■ **DATASET CONTENT**
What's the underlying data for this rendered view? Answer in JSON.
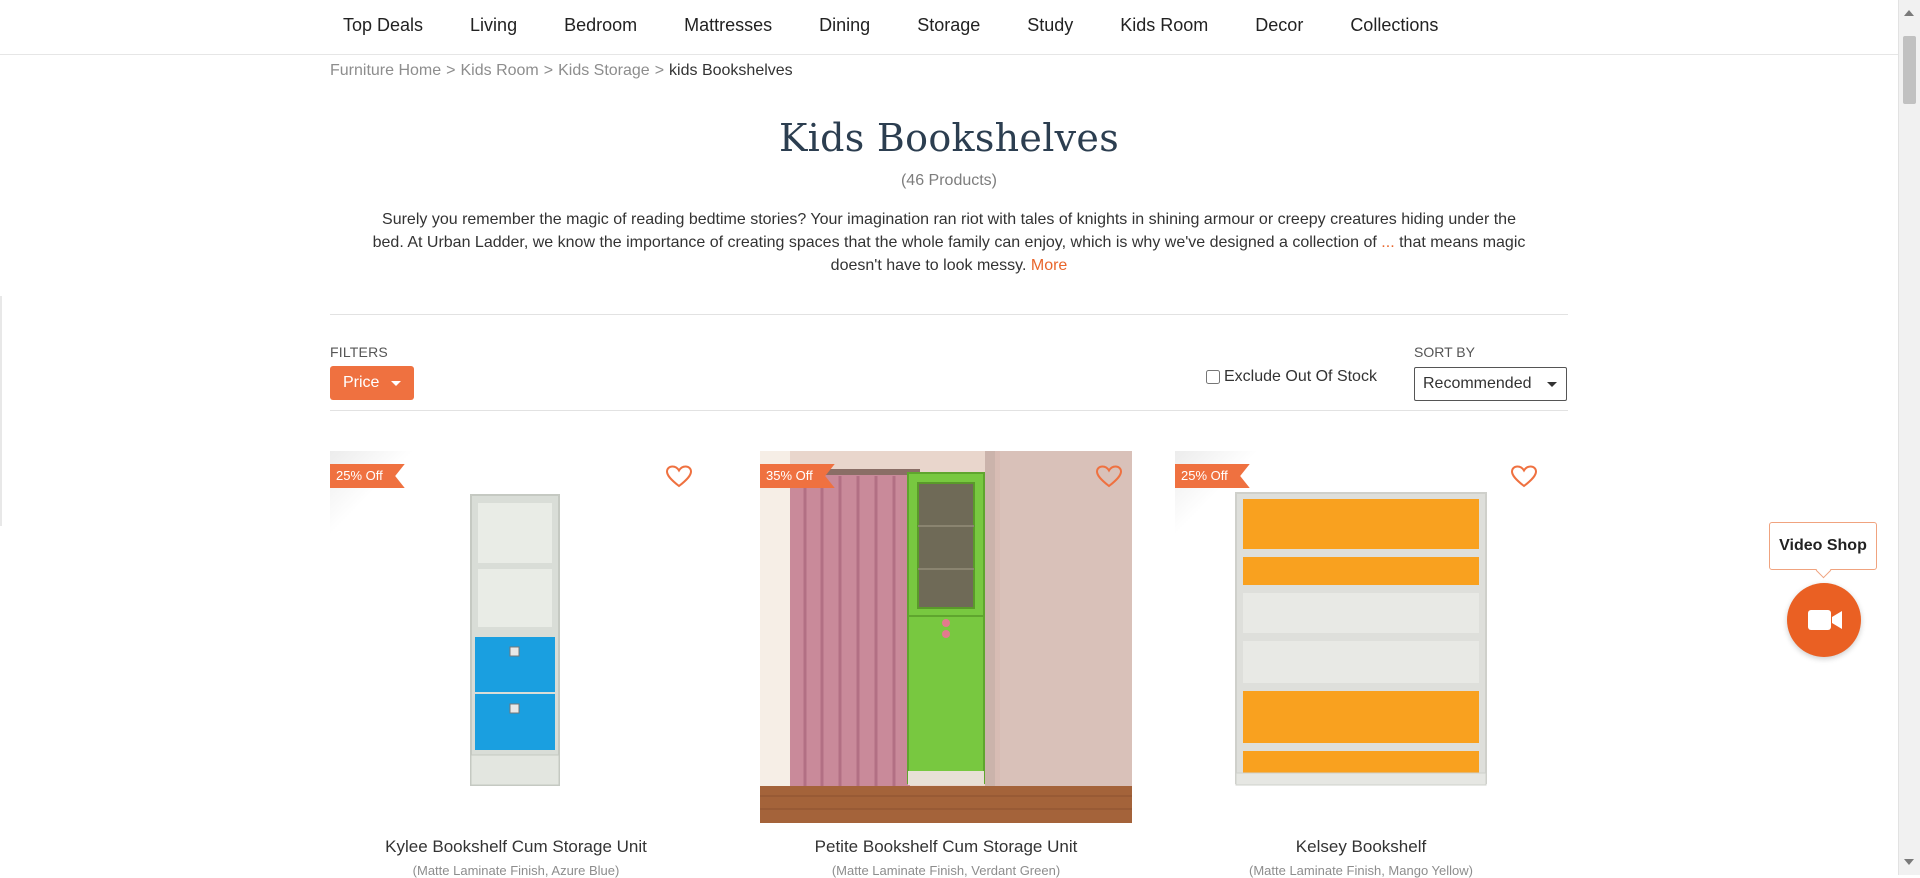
{
  "nav": {
    "items": [
      "Top Deals",
      "Living",
      "Bedroom",
      "Mattresses",
      "Dining",
      "Storage",
      "Study",
      "Kids Room",
      "Decor",
      "Collections"
    ]
  },
  "breadcrumb": {
    "items": [
      "Furniture Home",
      "Kids Room",
      "Kids Storage"
    ],
    "separator": ">",
    "current": "kids Bookshelves"
  },
  "page": {
    "title": "Kids Bookshelves",
    "count": "(46 Products)",
    "description_line1": "Surely you remember the magic of reading bedtime stories? Your imagination ran riot with tales of knights in shining armour or creepy creatures hiding under the",
    "description_line2": "bed. At Urban Ladder, we know the importance of creating spaces that the whole family can enjoy, which is why we've designed a collection of",
    "description_ellipsis": "...",
    "description_line2b": "that means magic",
    "description_line3": "doesn't have to look messy.",
    "more_link": "More"
  },
  "filters": {
    "label": "FILTERS",
    "price_button": "Price",
    "exclude_out_of_stock": "Exclude Out Of Stock",
    "exclude_checked": false,
    "sort_label": "SORT BY",
    "sort_selected": "Recommended"
  },
  "products": [
    {
      "name": "Kylee Bookshelf Cum Storage Unit",
      "variant": "(Matte Laminate Finish, Azure Blue)",
      "badge": "25% Off",
      "accent_color": "#1ca0e0"
    },
    {
      "name": "Petite Bookshelf Cum Storage Unit",
      "variant": "(Matte Laminate Finish, Verdant Green)",
      "badge": "35% Off",
      "accent_color": "#7ccf39"
    },
    {
      "name": "Kelsey Bookshelf",
      "variant": "(Matte Laminate Finish, Mango Yellow)",
      "badge": "25% Off",
      "accent_color": "#f9a11f"
    }
  ],
  "video_shop": {
    "label": "Video Shop",
    "icon": "video-camera-icon"
  },
  "colors": {
    "accent": "#ef7140",
    "video_button": "#ea6023",
    "title": "#2c3e50"
  }
}
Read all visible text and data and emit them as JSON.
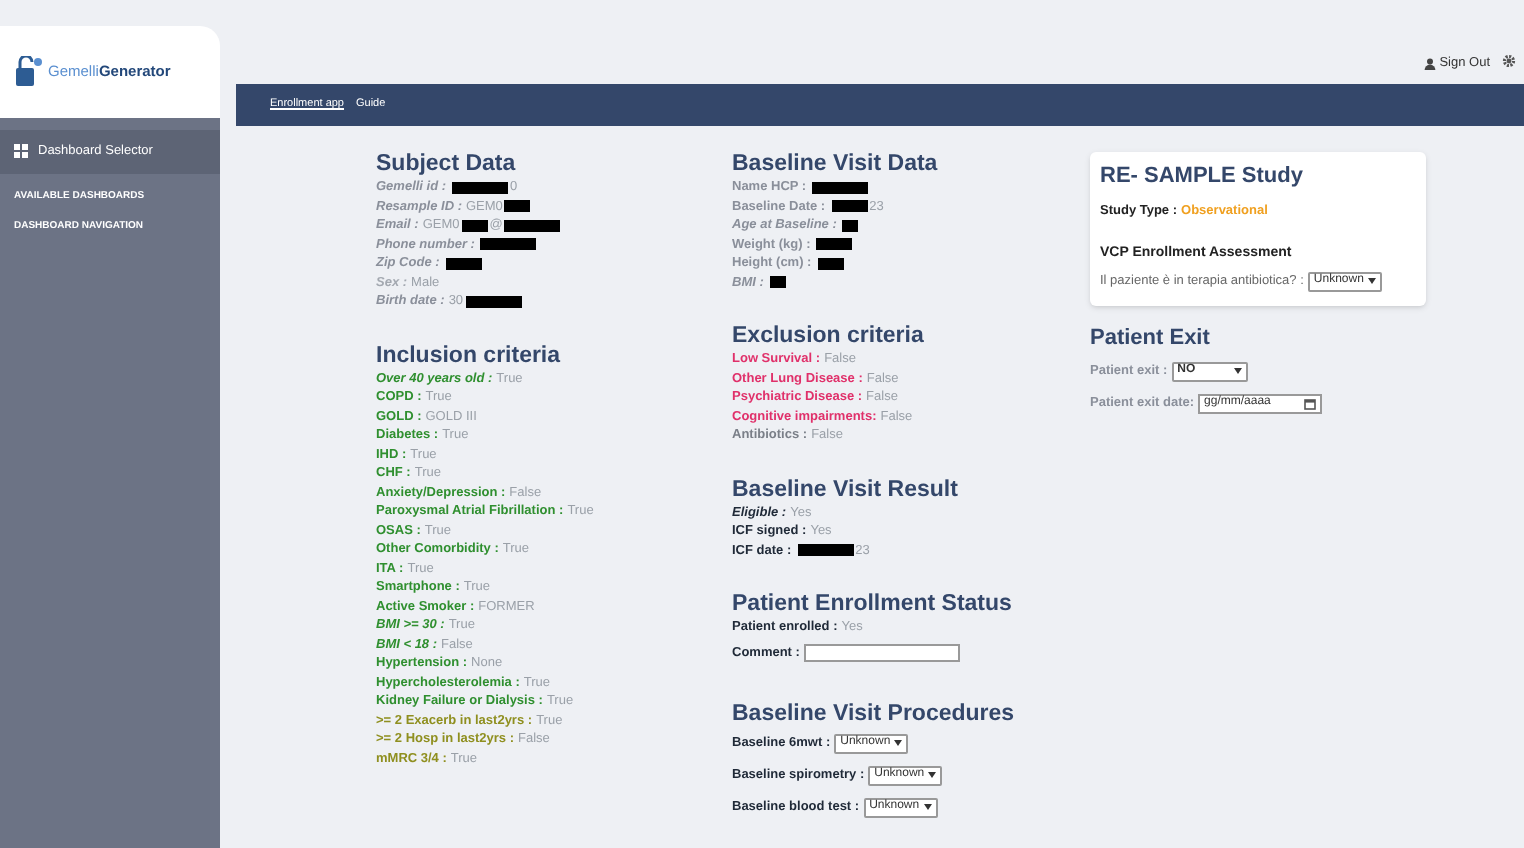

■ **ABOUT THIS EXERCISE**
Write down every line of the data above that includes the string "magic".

■ **RESPONSE FOR THIS EXERCISE**
    "description_line1": "Surely you remember the magic of reading bedtime stories? Your imagination ran riot with tales of knights in shining armour or creepy creatures hiding under the",
    "description_line2b": "that means magic",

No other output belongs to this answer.